The idea of this bill is, of course, to deter women from having abortions. By looking at the ultrasound and having the fetus’s development narrated by the doctor, the fetus will be perceived as a person, and thus the woman’s mind will be changed. The original requirements of 528 bear a striking similarity to the infamous bill passed recently in Oklahoma (which has been temporarily blocked by an injunction order and will inevitably undergo legal challenges as to its constitutionality). Another bill is currently in the House in Florida, where women will be not only required to undergo an ultrasound but to pay for it, while in Nebraska a bill has been passed banning abortions after 20 weeks. Blogger Melissa MacEwan calls this the “chip, chip, chip” strategy of anti-abortion activists, a slow, steady movement across the country to make access to abortion infinitely more restricted, more expensive, and more inhumane and distressing for the woman involved.

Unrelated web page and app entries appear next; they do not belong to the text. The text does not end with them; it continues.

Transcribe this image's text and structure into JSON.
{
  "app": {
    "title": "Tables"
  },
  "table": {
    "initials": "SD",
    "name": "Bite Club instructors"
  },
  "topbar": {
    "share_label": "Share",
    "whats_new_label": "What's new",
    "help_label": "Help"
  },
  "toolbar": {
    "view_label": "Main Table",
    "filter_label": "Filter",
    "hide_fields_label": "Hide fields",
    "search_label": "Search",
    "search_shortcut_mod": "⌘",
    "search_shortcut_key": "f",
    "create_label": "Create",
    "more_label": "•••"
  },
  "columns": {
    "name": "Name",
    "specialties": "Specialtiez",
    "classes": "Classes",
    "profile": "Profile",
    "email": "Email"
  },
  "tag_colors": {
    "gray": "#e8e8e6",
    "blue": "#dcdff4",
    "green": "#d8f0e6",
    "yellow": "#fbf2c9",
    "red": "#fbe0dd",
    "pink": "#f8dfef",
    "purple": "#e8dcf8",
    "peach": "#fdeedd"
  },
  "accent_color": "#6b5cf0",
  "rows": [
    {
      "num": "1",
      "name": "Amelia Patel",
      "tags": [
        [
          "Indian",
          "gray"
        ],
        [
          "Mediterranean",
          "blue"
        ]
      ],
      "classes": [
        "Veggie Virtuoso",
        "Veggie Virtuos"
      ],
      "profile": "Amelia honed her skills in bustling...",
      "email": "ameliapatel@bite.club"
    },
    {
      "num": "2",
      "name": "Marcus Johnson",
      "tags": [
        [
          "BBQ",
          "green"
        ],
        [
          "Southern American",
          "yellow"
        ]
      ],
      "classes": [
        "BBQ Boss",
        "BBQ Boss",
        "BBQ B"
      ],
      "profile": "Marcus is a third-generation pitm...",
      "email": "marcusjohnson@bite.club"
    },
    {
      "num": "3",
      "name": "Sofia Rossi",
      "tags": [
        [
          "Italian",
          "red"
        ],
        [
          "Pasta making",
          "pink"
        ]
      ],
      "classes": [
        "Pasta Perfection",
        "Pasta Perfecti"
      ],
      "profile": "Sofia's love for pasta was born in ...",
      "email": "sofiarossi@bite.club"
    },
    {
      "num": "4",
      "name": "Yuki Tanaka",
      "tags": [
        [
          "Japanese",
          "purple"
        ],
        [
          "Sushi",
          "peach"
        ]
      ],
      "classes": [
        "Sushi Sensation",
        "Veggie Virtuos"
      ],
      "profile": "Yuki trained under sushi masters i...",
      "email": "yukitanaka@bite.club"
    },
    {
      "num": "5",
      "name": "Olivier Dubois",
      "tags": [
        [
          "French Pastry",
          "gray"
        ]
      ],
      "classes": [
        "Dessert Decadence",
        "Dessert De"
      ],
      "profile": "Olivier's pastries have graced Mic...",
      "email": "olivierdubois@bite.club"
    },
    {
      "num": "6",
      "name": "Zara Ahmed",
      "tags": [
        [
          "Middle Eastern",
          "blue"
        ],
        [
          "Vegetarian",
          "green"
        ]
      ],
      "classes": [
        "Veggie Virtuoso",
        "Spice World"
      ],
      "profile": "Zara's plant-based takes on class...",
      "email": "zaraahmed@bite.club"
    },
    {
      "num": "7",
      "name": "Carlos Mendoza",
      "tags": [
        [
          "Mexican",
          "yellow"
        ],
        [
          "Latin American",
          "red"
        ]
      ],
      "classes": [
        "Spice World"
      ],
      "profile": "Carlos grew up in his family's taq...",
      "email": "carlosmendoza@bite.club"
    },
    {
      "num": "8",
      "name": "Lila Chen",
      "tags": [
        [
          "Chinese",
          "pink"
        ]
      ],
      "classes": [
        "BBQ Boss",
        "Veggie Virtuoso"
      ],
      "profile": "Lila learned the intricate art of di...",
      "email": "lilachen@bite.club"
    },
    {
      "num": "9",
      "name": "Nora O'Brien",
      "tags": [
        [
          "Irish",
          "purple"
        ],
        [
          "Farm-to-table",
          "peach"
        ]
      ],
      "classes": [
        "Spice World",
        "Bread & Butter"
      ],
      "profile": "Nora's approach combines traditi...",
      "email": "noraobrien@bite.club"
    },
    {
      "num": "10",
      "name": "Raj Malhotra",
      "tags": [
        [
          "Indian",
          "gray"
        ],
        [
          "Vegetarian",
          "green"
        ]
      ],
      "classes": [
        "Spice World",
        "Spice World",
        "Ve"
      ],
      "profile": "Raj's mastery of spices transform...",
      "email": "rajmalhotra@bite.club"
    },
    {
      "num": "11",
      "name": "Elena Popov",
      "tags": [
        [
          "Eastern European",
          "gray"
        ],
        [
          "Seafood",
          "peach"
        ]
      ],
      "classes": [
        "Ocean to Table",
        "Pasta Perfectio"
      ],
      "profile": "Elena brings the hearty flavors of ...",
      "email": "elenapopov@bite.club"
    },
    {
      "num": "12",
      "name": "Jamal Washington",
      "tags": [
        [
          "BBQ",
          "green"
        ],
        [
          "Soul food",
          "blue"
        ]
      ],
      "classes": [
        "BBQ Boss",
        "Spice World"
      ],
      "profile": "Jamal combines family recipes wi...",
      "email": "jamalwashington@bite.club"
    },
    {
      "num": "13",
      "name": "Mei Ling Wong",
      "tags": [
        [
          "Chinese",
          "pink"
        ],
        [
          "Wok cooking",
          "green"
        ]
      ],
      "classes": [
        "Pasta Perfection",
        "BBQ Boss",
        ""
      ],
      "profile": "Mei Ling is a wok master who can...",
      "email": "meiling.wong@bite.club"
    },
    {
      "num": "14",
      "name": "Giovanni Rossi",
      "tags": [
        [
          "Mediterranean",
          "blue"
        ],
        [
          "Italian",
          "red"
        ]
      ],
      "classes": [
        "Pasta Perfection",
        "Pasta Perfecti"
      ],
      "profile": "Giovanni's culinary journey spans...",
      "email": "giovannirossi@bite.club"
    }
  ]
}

Yet, rather than a lack of attention to the humanity of the fetus, research shows that most abortions are motivated by financial need. As a 2005 report from the Guttmacher Institute [PDF] found, the most common reasons for having an abortion are that a child would interfere with a woman’s education, work or ability to care for dependents (74%) or that the woman could not afford a baby now (73%). This is the kind of financial hardship produced by, among other things, the free-market absolutism of the neo-conservative era that Republicans like Jindal still cling to even after bringing the country to the brink of financial ruin.
In Louisiana, Christianity is an ever-present reality, from the Baptists in the north of the state to the Catholics in the south, and never more so than in the politics. The pro-life position is very close to state sponsored—for instance, you can purchase pro-life number plates for your car, but not pro-choice. The religious roots of the pro-life movement have been extensively documented, and here it almost goes without saying that a politician is pro-life.
Yet it appears that some forms of Christianity are more important than others. The ability to celebrate Christmas, to spend holidays with your family, these are evaporated by the Christian Right’s free-market absolutism. While the Right on the one hand seeks to push a particularly restrictive conservative Christian interpretation onto women’s bodies, with the other it takes away the ability of families to celebrate the very foundation of Christianity—Jesus’s birth. And there is very little that is less Christian than that.
Priests have greater access to boys.
It is commonly said that the best defence is a good offence, but just because it works in football does not mean that it should be a universal strategy. Someone should mention this to Tarcisio Bertone. If you have not heard, he is a big cheese at the Vatican (technically the Vatican’s secretary of state). In a determined effort to once more abdicate responsibility for clerical sexual abuse and the ensuring cover up, Bertone stated last week that:
“Many psychologists and psychiatrists have demonstrated that there is no relation between celibacy and pedophilia. But many others have demonstrated, I have been told recently, that there is a relation between homosexuality and pedophilia. That is true… That is the problem.”
Truth it is not. (more…)
Global Comment © 2012 | Design & Developed by : Slate